Places like New York are limited, but we should be experimenting more with different types of structures.
We’re willing to work with everyone here, but we need to be on the same page, unified with the same goals. This is where I say that the federation needs to step in and have all USASA, which is technically our governing body, and get us to get together. I’ve had these conversations with John Motta and I’ve had these conversations with Duncan Riddle.
There is an extensive plan. I know, because I was part of putting it together. Along with Jef and Cindy we were part of putting this thing together.
I’m looking at the future of the game. I’m seeing these huge numbers, and not only with us in the NPSL. It’s not only about Detroit and Chattanooga. It’s everywhere. State leagues are drawing large crowds.
These are big potential fan bases that could benefit the professional game. The top of the pyramid is the pro game. That’s where our players aspire to be. It’s going to take time for a variety of reasons, but that’s where we want to go.
Is there anything else you’d like to see in American soccer?
Joe Barone: I would love to see more of our teams competing in other USASA competitions like regional state cups.

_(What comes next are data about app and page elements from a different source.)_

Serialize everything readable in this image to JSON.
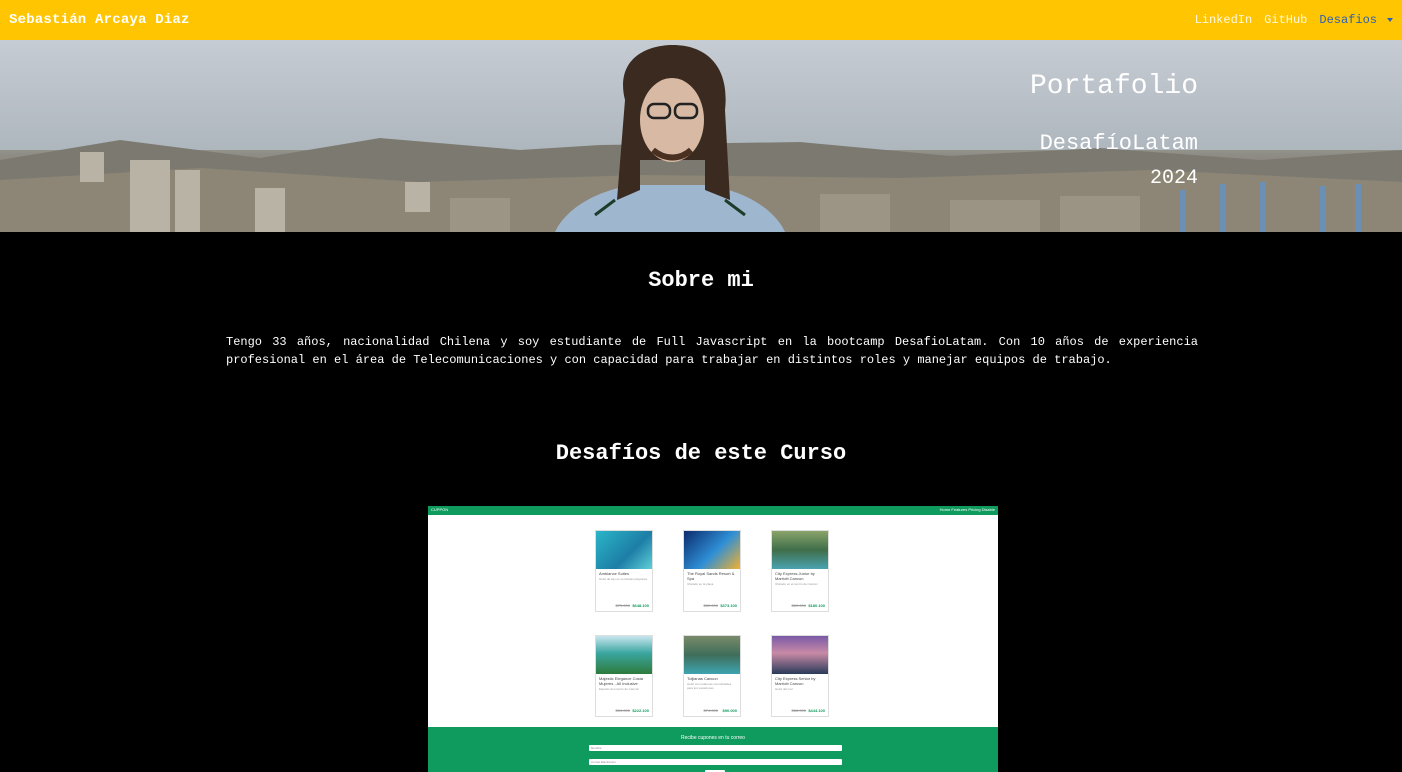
{
  "navbar": {
    "brand": "Sebastián Arcaya Diaz",
    "links": [
      "LinkedIn",
      "GitHub"
    ],
    "dropdown_label": "Desafios",
    "bg_color": "#ffc500"
  },
  "hero": {
    "title": "Portafolio",
    "subtitle": "DesafíoLatam",
    "year": "2024"
  },
  "about": {
    "heading": "Sobre mi",
    "text": "Tengo 33 años, nacionalidad Chilena y soy estudiante de Full Javascript en la bootcamp DesafioLatam. Con 10 años de experiencia profesional en el área de Telecomunicaciones y con capacidad para trabajar en distintos roles y manejar equipos de trabajo."
  },
  "challenges": {
    "heading": "Desafíos de este Curso"
  },
  "preview": {
    "nav_logo": "CUPPON",
    "nav_links": "Home  Features  Pricing  Disable",
    "cards": [
      {
        "title": "Ambiance Suites",
        "desc": "Hotel de lujo en cercanías playas/as",
        "old": "$75.000",
        "price": "$648.100"
      },
      {
        "title": "The Royal Sands Resort & Spa",
        "desc": "Ubicado en la playa",
        "old": "$62.000",
        "price": "$373.100"
      },
      {
        "title": "City Express Junior by Marriott Cancun",
        "desc": "Ubicado en el centro de Cancún",
        "old": "$80.000",
        "price": "$180.100"
      },
      {
        "title": "Majestic Elegance Costa Mujeres - All Inclusive",
        "desc": "Espacio del centro de Cancún",
        "old": "$61.000",
        "price": "$222.100"
      },
      {
        "title": "Tuljianas Cancun",
        "desc": "Hotel con todas las comodidades para tus vacaciones",
        "old": "$74.000",
        "price": "$90.000"
      },
      {
        "title": "City Express Senior by Marriott Cancun",
        "desc": "Hotel del mar",
        "old": "$88.000",
        "price": "$444.100"
      }
    ],
    "footer_title": "Recibe cupones en tu correo",
    "input1_placeholder": "Nombre",
    "input2_placeholder": "Correo Electrónico"
  }
}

There are certain state associations like Cal South that are ahead of the game and are doing things at a higher level than others around the country.
The deliberate destabilizing scenarios in American soccer exists more today than it did 10 years ago. The game is much more advanced today than it was 10 years ago. That exists because of control. There are people who want control the game. And grow the game into a template.
Leagues like the NPSL and any other amateur league, pub leagues, the women’s game etc., have brought us to where we are today. And at the end of the day, we all need each other.